- Noah Herron, October 8, 2006, vs. St. Louis. Rams 23, Packers 20
Noah Herron was the Packers third-string halfback in 2006 but Ahman Green injured his hamstring and backup Vernand Morency fumbled twice early in the game (one was ruled after the play was dead) and so Herron was put into the game.
The former Northwestern star responded by gaining 106 yards on 20 carries and scoring one touchdown in the Packers 23-20 loss to the St. Louis Rams.
Unfortunately for Herron, he never got the opportunity to carry the ball that frequently in a game again. In the remaining 11 games of the 2006 season, Herron never carried the ball more than five times in any of them and he didn’t carry the ball at all in five games.
Herron was let go by the Packers after the 2006 season and bounced around to the Bucs, Jets and Browns without playing in another NFL game.
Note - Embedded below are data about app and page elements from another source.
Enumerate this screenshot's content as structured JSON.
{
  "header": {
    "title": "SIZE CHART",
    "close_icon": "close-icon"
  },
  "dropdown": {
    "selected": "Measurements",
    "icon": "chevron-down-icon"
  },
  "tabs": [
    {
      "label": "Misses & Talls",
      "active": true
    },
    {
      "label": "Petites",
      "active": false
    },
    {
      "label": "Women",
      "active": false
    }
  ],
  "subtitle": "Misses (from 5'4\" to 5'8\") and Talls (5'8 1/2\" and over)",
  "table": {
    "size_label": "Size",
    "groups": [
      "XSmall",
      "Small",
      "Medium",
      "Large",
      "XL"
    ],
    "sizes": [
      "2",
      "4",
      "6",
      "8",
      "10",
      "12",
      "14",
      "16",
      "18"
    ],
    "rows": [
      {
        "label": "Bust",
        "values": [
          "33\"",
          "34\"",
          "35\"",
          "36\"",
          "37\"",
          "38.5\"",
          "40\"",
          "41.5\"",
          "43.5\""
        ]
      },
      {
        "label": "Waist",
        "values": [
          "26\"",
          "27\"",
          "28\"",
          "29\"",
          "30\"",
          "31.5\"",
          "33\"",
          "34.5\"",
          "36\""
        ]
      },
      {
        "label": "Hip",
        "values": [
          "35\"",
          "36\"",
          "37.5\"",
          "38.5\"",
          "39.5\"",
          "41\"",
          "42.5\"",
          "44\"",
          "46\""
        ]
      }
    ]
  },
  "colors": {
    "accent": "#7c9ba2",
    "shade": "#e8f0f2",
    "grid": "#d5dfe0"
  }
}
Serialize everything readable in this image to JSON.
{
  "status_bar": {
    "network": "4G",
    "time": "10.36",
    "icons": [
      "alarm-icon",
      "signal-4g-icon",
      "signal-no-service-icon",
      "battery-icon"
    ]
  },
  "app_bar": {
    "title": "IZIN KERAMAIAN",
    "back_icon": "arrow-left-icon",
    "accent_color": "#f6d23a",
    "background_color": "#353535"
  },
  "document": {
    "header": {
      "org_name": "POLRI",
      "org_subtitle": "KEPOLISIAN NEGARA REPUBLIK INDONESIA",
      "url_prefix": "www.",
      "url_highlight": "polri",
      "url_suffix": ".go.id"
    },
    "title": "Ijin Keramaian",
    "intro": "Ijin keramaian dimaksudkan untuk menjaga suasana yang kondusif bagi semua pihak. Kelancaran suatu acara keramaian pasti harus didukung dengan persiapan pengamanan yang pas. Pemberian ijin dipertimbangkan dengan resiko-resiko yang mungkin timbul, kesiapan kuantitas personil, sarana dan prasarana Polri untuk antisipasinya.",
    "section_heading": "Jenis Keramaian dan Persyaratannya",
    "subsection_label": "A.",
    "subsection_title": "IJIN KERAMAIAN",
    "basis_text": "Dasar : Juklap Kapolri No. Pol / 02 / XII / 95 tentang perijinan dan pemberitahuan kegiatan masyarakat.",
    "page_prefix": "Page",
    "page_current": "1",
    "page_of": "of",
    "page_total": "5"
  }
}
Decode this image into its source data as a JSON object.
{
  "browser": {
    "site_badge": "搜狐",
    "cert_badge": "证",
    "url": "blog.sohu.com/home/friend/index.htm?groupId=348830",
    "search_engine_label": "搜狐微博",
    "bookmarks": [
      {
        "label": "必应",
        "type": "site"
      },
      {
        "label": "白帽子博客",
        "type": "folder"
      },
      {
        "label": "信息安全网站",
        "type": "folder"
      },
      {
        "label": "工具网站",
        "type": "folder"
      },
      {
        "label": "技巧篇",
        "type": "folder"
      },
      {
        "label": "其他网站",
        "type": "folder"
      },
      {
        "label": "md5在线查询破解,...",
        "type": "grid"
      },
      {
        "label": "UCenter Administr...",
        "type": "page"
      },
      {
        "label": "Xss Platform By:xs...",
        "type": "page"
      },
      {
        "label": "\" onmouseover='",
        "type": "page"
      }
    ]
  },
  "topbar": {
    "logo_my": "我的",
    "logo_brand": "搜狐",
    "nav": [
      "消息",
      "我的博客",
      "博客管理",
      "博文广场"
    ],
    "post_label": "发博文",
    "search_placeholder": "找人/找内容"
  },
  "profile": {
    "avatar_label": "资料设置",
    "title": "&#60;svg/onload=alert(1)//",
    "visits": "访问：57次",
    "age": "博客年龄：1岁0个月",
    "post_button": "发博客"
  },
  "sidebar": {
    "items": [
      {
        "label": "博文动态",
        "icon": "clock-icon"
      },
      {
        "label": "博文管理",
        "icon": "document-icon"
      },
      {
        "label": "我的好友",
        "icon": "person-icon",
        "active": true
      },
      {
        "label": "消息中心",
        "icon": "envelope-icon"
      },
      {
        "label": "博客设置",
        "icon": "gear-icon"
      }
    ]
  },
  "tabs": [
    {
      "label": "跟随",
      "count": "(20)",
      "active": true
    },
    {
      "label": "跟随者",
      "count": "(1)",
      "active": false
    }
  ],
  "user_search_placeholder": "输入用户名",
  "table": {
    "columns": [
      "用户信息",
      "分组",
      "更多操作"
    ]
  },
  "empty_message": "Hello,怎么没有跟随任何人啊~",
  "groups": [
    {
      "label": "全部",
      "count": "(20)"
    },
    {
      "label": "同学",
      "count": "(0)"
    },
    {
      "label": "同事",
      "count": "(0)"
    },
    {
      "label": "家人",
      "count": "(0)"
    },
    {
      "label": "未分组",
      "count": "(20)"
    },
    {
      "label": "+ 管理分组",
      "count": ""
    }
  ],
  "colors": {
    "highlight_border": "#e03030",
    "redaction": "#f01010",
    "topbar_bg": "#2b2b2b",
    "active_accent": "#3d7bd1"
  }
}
- Vernand Morency, October 29, 2006, vs Arizona Cardinals. Packers 31, Cardinals 14
Morency wasn’t the only Packers runner to go over 100 yards in this game. Ahman Green returned to the lineup and gained 106 yards in 21 carries. But head coach Mike McCarthy wanted to make sure Green wasn’t overworked so Morency got 11 carries as a change of pace back and gained 101 yards. It was the first time two Packers runners went over 100 yards in a game since the Snow Bowl in 1985 when Eddie Lee Ivery and Gerry Ellis did the trick against the Bucs.
Morency gained 529 total rushing yards in two seasons with the Packers and 101 of them came in this game. He may have gained more yards in this game but a lower back injury forced him to exit the contest early.
The Oklahoma State alum was acquired from the Texans in the Samkon Gado trade. He spent three seasons in the NFL with Houston and Green Bay.
- DeShawn Wynn, December 28, 2008, vs Detroit. Packers 31, Lions 21
The Packers drafted Wynn in the seventh round of the 2007 NFL Draft. He made the team as a backup but missed the second half of his rookie season after suffering a shoulder injury in a Monday night game against Denver.
In 2008, Wynn was released and then added to the Packers practice squad. The Packers activated him in October when injuries hit their backfield.
In the season finale against Detroit, Wynn broke off a 73-yard touchdown run in the first quarter that put the Packers ahead 7-0. He finished the game with 106 yards rushing on just seven carries. Starter Ryan Grant also went over 100 yards in this game, gaining 106 yards in 19 attempts.
Aaron Rodgers concluded his first season as the Packers starting quarterback by completing 21-of-31 passes for 308 yards and three touchdowns in the Packers 31-21 win. They finished the season 6-10.
- Johnathan Franklin, September 22, 2013, at Cincinnati. Bengals 34, Packers 30.
Johnathan Franklin was a fourth-round pick for the Packers in 2013. He saw his first major action in this Week 3 game in Cincinnati after Eddie Lacy and John Kuhn were out with injuries. James Starks got the start and he and Franklin were the only running backs active for the game. Starks went down with an injury at halftime.
Franklin came into the game and had a very mixed experience. He gained 103 yards on just 13 carries and a touchdown. He broke off a 51-yard dash that helped him reach the 100-yard mark in the game.
But with 4:01 left in the fourth quarter and the Packers ahead 30-27, Green Bay faced a fourth-and-one situation at the Bengals 30. Mike McCarthy elected to go to it and the handoff went to Franklin. Michael Johnson of the Bengals knocked the ball out of Franklin’s hands and it was recovered by Reggie Nelson. He fumbled and Terrance Newman of the Bengals picked it up and ran it back 58 yards for the go-ahead score.
Aaron Rodgers got the Packers to the Bengals 20 with 1:25 left in the game but a fourth-down pass for James Jones fell incomplete and the Packers lost.
Franklin’s promising career was cut short later in his rookie season when he suffered a serious neck injury in a Week 12 game against the Vikings. He announced his retirement from football after doctors told him one wrong hit could leave him a paraplegic.
For one brief game, Franklin was able to show what he was capable of in the NFL.
Follow Gil Martin on Twitter @GilPackers
Click here for more great Packers coverage